Note: The chicken needs to marinate in its brine for 30 minutes. The chicken on a stick can be made up to 2 days in advance, covered and refrigerated.

NUTRITION Ingredients are too varied for a meaningful analysis.

Roasted Green Bean and Potato Salad

4 to 6 servings.

The combination of green beans and potatoes is a Southern classic, but it’s normally served warm, with ham hock or bacon. This lightened-up picnic salad is bright with flavor. The green beans turn slightly sweet, and the lemon juice adds a little zip. From chef and cookbook author Virginia Willis.

Canola oil, for the baking sheet, plus 2 tablespoons for the vegetables

1 pound (about 5 medium) Yukon Gold potatoes, peeled and sliced 1/4-inch thick on the diagonal

10 ounces haricots verts or tender young green beans, ends trimmed

1 medium onion, preferably Vidalia, thinly sliced

Coarse salt

Freshly ground black pepper

2 tablespoons honey

Freshly squeezed juice of 1 lemon (about 1/4 cup)

1/4 cup coarsely chopped flat-leaf parsley

Brush a rimmed baking sheet generously with the oil and transfer it to the oven; preheat to 400 degrees.

Combine the potatoes, green beans and onion in a large bowl. Add the 2 tablespoons of oil and season with salt and pepper to taste. Toss to coat the vegetables with the oil, then transfer them to the heated baking sheet and spread evenly. Roast, stirring occasionally, for 35 to 45 minutes or until the vegetables are charred and browned.

While the roasted vegetables are still warm, drizzle them with the honey and lemon juice, sprinkle with the parsley and toss to coat. Taste, and add salt and/or pepper as needed. Serve at room temperature, or, preferably, refrigerate until chilled. If you are serving the salad cold, taste for seasoning just before serving, because chilling dulls the flavor.

Note: The salad can be made a day in advance, covered and refrigerated.

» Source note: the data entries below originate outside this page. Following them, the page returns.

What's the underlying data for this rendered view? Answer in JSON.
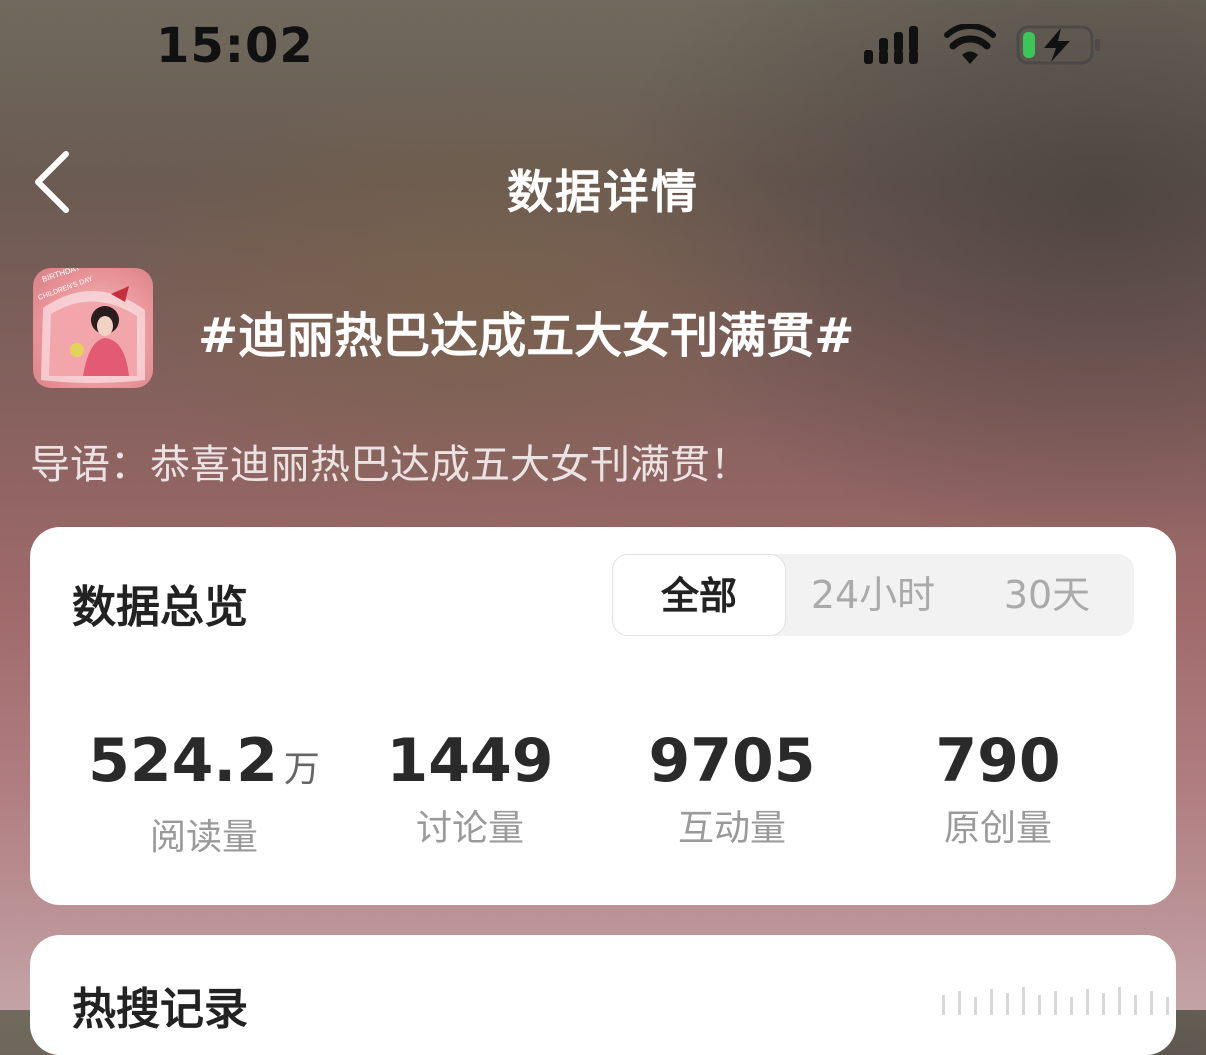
{
  "status_bar": {
    "time": "15:02"
  },
  "nav": {
    "title": "数据详情"
  },
  "topic": {
    "title": "#迪丽热巴达成五大女刊满贯#",
    "intro": "导语：恭喜迪丽热巴达成五大女刊满贯！",
    "avatar_text_top": "BIRTHDAY",
    "avatar_text_sub": "CHILDREN'S DAY"
  },
  "overview": {
    "title": "数据总览",
    "tabs": [
      {
        "label": "全部",
        "selected": true
      },
      {
        "label": "24小时",
        "selected": false
      },
      {
        "label": "30天",
        "selected": false
      }
    ],
    "stats": [
      {
        "value": "524.2",
        "unit": "万",
        "label": "阅读量"
      },
      {
        "value": "1449",
        "unit": "",
        "label": "讨论量"
      },
      {
        "value": "9705",
        "unit": "",
        "label": "互动量"
      },
      {
        "value": "790",
        "unit": "",
        "label": "原创量"
      }
    ]
  },
  "hot_search": {
    "title": "热搜记录"
  }
}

It is best served cold.

NUTRITION Per serving (based on 6): 156 calories, 3 g protein, 26 g carbohydrates, 5 g fat, 0 g saturated fat, 0 mg cholesterol, 45 mg sodium, 2 g dietary fiber, 8 g sugar.

Individual Fruit Cobblers

Makes 12 cobblers.

This is Virginia Willis’ version of a dessert made by her mother and grandmother. It’s called a batter cobbler: You don’t make a separate top crust, because the batter rises up and makes one for you. It’s particularly picnic-friendly because it is baked and toted in a standard muffin tin.

5 1/3 tablespoons (1/3 cup) unsalted butter

3/4 cup flour

3/4 cup low-fat milk

1/2 cup sugar

2 teaspoons baking powder

1/2 teaspoon salt

1 teaspoon vanilla extract

1 cup fresh blueberries (may substitute blackberries, raspberries or chopped peaches)

Preheat the oven to 400 degrees. Melt the butter in a large glass measuring cup in a microwave oven set on MEDIUM. Use a pastry brush to generously brush the wells of a standard 12-cup muffin tin with some of the butter. Transfer the muffin tin to the oven to preheat while you make the batter, about 5 minutes.

Combine the flour, milk, sugar, baking powder, salt and vanilla extract in the measuring cup with the remaining butter (you should have at least 1/4 cup of it).

Remove the muffin pan from the oven. (If the butter has browned a bit, consider that a blessing.) Divide the batter evenly among the wells, filling each one no more than halfway full. Spoon about 1 tablespoon of berries into each well.

Bake for 20 to 25 minutes, until the batter has risen up and around the fruit and is a light golden brown. Transfer the muffin tin to a cooling rack.

To serve, run a spoon around the edge of each well. Scoop out the individual cobblers and transfer to individual plates. (Invert them if you want to display the fruit that has sunk to the bottom.) Serve warm or at room temperature, plain or garnished with cream or low-fat yogurt.

Note: Willis prefers to make these a day in advance. They can also be baked, cooled and served on the same day.

92 calories, 6 g fat, 3 g saturated fat, 15 mg cholesterol, 185 mg sodium, 9 g carbohydrates, 1g dietary fiber, n/a sugar, 1 g protein.